#### AIM OF THE EXERCISE
Wherever a line in the data holds the word "chevron", pull that line out.

Collection entries:
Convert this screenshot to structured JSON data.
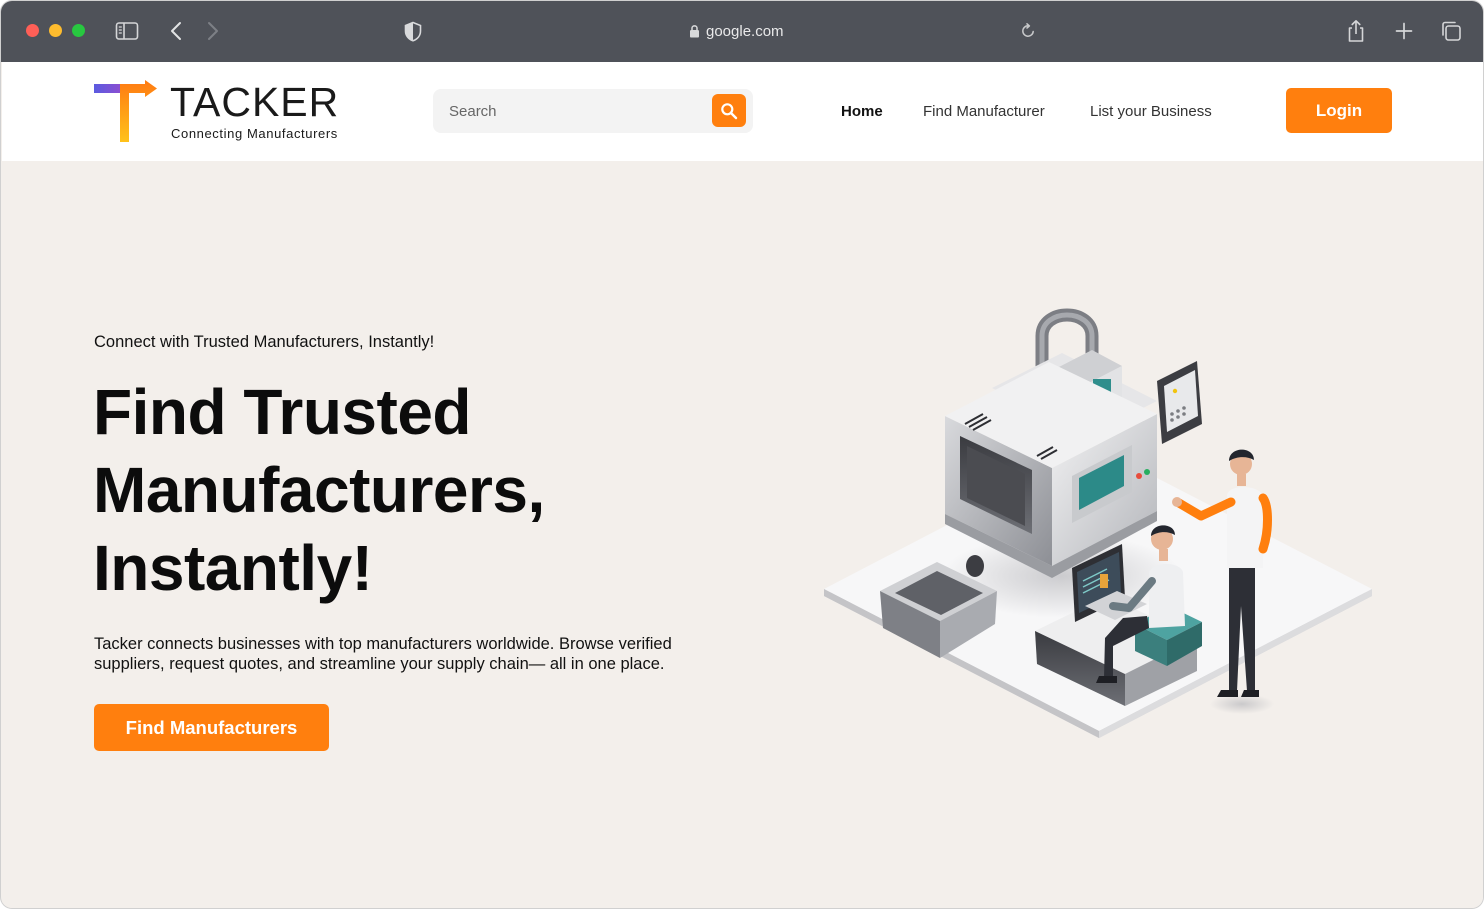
{
  "browser": {
    "url": "google.com"
  },
  "header": {
    "logo_title": "TACKER",
    "logo_subtitle": "Connecting Manufacturers",
    "search_placeholder": "Search",
    "nav": {
      "home": "Home",
      "find_manufacturer": "Find Manufacturer",
      "list_business": "List your Business"
    },
    "login_label": "Login"
  },
  "hero": {
    "tagline": "Connect with Trusted Manufacturers, Instantly!",
    "headline_line1": "Find Trusted",
    "headline_line2": "Manufacturers,",
    "headline_line3": "Instantly!",
    "description": "Tacker connects businesses with top manufacturers worldwide. Browse verified suppliers, request quotes, and streamline your supply chain— all in one place.",
    "cta_label": "Find Manufacturers"
  },
  "colors": {
    "accent": "#ff7f0e",
    "hero_bg": "#f3efeb",
    "chrome_bg": "#4f5259",
    "logo_purple": "#6a4fd8"
  },
  "icons": {
    "sidebar": "sidebar-icon",
    "back": "chevron-left-icon",
    "forward": "chevron-right-icon",
    "privacy": "shield-icon",
    "lock": "lock-icon",
    "reload": "reload-icon",
    "share": "share-icon",
    "new_tab": "plus-icon",
    "tabs": "tabs-overview-icon",
    "search": "search-icon"
  }
}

#### TASK SOLUTION
    "back": "chevron-left-icon",
    "forward": "chevron-right-icon",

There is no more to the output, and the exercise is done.